Entries provided:
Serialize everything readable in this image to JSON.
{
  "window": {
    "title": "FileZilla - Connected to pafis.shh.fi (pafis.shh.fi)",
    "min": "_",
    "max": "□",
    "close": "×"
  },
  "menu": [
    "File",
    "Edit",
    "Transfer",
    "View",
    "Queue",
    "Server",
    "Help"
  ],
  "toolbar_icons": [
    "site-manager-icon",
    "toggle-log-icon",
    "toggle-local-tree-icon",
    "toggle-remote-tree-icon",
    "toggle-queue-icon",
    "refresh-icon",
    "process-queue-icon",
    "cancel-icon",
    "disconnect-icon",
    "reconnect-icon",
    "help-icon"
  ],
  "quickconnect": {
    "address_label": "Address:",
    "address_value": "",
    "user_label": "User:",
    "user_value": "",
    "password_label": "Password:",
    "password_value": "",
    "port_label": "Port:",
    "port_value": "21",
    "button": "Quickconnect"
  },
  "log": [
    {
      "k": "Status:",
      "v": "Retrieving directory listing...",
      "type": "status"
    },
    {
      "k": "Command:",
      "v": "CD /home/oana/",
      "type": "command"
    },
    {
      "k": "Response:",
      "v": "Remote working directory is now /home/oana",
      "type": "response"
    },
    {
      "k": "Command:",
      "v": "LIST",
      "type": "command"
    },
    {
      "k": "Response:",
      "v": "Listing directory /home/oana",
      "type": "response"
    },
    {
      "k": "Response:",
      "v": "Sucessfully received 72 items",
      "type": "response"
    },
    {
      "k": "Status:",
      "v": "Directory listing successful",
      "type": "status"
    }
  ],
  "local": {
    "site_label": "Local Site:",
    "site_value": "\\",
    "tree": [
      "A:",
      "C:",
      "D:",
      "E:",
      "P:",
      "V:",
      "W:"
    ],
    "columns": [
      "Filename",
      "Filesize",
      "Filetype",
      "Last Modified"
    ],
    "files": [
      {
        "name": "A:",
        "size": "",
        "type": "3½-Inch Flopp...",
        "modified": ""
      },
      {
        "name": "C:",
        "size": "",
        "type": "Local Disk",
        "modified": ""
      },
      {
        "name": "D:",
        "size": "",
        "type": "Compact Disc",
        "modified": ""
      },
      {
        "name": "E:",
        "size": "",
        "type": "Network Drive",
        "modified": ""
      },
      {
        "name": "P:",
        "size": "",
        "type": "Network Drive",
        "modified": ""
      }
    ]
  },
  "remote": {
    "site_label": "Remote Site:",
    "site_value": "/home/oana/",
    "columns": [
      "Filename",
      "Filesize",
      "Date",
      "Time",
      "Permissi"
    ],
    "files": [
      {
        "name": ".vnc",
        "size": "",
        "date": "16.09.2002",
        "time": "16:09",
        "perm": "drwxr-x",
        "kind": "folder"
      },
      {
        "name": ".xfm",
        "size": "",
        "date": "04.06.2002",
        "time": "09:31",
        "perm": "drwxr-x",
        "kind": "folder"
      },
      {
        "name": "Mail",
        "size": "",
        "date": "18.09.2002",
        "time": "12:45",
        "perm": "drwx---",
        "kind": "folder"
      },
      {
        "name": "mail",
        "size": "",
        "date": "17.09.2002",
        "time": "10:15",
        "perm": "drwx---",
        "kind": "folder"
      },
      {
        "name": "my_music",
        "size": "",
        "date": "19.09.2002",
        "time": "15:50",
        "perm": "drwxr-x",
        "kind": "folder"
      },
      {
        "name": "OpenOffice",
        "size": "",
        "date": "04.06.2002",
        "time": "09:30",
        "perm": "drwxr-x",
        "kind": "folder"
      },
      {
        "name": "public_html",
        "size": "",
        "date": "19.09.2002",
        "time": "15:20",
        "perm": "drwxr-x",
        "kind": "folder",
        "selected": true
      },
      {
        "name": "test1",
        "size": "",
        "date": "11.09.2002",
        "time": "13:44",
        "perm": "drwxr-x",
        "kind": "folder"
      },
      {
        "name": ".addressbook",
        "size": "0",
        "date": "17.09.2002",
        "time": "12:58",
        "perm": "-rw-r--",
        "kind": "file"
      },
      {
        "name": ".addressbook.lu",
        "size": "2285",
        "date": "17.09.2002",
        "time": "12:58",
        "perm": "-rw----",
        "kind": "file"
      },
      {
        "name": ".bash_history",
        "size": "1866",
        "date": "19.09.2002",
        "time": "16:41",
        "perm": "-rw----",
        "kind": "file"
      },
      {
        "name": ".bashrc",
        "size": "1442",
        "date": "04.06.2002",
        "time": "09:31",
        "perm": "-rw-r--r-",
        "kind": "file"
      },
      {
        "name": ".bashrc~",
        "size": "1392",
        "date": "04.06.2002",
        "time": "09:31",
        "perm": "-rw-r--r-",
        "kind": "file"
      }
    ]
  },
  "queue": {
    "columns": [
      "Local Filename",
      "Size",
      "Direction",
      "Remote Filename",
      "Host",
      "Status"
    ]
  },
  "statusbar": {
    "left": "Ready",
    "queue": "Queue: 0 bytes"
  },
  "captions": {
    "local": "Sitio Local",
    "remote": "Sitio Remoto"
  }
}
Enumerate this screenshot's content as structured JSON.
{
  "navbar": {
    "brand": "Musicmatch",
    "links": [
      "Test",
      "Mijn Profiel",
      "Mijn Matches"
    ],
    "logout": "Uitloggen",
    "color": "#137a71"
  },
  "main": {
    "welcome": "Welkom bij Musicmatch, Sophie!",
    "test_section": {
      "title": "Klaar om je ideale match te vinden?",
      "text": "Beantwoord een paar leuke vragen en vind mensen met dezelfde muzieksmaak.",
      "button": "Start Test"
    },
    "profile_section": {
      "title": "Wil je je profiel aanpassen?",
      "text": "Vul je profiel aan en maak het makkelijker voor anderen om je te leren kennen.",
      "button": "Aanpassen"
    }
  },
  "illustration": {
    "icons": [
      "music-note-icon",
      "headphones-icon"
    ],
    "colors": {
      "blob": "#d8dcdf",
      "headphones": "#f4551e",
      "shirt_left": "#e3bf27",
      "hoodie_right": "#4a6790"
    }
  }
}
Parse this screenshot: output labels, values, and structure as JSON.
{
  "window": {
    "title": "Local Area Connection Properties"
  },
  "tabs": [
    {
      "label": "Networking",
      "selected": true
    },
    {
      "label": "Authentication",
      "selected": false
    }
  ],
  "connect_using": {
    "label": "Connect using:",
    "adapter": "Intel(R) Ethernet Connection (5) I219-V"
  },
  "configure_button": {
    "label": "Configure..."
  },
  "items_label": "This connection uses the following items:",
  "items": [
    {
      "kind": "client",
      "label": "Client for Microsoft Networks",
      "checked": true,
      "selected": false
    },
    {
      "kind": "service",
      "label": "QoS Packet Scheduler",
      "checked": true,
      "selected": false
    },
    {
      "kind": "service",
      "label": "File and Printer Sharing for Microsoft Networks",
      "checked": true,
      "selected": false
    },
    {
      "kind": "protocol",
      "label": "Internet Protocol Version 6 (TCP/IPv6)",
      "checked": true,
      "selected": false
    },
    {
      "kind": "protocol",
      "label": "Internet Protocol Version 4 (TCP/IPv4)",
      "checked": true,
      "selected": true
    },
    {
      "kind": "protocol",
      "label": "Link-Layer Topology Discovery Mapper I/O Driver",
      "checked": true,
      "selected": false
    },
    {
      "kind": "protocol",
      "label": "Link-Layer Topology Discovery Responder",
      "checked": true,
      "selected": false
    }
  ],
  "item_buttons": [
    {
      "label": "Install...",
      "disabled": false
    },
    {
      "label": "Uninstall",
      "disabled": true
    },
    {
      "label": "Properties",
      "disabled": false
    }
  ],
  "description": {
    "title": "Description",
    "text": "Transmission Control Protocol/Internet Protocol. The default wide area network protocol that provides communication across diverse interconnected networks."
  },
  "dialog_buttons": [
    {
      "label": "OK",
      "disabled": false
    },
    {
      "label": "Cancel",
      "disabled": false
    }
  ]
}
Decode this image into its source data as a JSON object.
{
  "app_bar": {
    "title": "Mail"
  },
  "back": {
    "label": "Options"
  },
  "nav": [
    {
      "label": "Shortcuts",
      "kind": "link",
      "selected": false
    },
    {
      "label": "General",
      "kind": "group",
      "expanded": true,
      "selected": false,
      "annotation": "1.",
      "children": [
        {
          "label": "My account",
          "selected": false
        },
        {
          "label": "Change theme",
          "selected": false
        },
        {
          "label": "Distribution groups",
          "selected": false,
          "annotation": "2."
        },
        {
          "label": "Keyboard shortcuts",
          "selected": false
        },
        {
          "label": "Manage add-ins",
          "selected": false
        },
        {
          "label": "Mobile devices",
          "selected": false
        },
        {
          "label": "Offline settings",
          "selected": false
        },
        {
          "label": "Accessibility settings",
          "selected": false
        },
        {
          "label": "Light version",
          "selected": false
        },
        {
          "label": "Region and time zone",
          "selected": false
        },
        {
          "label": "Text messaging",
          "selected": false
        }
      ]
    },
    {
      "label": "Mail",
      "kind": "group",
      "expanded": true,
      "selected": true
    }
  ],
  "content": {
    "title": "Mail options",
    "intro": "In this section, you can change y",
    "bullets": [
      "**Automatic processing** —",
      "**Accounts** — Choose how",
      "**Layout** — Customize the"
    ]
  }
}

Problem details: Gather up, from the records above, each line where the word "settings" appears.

Solution for this exercise:
          "label": "Offline settings",
          "label": "Accessibility settings",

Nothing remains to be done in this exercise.